● INSTRUCTIONS FOR THE TASK:
Collect every line of the records below that contains the word "Audio".

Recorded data
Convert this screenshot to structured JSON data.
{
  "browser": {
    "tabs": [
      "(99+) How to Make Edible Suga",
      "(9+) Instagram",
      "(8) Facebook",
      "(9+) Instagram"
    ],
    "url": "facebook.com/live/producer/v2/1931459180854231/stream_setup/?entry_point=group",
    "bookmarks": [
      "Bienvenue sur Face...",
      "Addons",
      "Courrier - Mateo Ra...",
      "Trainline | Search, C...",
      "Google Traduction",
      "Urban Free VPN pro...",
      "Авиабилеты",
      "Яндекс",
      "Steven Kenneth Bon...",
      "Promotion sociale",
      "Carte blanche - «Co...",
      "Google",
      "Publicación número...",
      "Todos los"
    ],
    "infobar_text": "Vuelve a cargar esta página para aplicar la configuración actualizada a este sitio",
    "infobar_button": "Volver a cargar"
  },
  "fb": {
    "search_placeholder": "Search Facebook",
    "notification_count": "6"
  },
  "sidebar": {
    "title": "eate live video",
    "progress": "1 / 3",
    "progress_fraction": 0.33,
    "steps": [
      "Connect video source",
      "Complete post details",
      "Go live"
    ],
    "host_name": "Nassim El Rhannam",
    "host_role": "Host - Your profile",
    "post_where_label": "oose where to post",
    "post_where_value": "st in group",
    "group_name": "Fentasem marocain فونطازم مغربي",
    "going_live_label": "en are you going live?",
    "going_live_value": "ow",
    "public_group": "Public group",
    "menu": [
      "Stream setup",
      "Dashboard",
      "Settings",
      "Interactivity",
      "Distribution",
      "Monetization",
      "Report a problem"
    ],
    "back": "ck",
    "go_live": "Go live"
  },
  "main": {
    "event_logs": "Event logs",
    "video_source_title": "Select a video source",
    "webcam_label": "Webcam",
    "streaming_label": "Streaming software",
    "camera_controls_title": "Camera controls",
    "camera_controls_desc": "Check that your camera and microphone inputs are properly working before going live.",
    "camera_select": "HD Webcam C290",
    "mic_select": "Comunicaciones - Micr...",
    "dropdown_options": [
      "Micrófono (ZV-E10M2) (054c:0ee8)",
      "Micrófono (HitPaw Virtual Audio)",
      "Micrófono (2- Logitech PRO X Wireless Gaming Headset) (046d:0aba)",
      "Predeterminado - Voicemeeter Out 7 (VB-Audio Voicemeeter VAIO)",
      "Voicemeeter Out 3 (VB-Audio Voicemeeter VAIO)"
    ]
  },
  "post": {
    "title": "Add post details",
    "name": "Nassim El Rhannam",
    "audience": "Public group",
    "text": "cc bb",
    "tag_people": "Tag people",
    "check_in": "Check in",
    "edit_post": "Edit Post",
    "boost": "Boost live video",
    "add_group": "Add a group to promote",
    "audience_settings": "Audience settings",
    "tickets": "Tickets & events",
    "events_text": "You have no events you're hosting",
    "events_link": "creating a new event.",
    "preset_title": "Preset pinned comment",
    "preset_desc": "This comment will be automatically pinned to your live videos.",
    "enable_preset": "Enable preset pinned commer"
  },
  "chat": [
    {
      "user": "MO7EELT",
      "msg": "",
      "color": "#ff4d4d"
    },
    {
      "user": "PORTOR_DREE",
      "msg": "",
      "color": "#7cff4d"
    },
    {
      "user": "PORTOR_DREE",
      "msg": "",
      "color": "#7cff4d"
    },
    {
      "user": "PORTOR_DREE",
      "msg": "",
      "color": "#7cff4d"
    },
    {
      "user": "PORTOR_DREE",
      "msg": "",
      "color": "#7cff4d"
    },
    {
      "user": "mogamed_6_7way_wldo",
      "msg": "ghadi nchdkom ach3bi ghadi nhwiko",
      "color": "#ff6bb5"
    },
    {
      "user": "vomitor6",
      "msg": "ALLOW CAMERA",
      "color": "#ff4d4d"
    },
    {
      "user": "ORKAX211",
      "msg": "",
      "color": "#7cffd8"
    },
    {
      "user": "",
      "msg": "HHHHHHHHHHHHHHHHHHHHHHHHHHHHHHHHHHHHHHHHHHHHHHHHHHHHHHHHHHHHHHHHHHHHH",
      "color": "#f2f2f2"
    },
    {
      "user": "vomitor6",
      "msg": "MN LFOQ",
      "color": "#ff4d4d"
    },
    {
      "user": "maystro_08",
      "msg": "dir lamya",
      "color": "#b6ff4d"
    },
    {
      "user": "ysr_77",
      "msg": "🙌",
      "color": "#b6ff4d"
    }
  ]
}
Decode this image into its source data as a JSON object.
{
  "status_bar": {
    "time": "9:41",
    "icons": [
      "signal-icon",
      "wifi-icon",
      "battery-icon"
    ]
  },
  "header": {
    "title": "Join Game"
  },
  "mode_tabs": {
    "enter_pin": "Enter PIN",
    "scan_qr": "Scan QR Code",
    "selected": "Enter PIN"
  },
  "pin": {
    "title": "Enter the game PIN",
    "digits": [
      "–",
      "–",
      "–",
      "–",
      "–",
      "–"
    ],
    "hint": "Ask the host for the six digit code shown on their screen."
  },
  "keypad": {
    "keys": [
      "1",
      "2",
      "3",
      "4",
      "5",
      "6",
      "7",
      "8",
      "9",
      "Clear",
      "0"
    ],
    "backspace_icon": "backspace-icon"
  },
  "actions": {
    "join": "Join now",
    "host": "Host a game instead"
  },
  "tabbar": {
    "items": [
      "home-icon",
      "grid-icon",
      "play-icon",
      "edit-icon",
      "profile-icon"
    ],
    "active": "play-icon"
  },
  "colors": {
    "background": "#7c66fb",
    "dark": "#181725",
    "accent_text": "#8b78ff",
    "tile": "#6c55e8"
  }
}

● SOLVED PROBLEM:
      "Micrófono (HitPaw Virtual Audio)",
      "Predeterminado - Voicemeeter Out 7 (VB-Audio Voicemeeter VAIO)",
      "Voicemeeter Out 3 (VB-Audio Voicemeeter VAIO)"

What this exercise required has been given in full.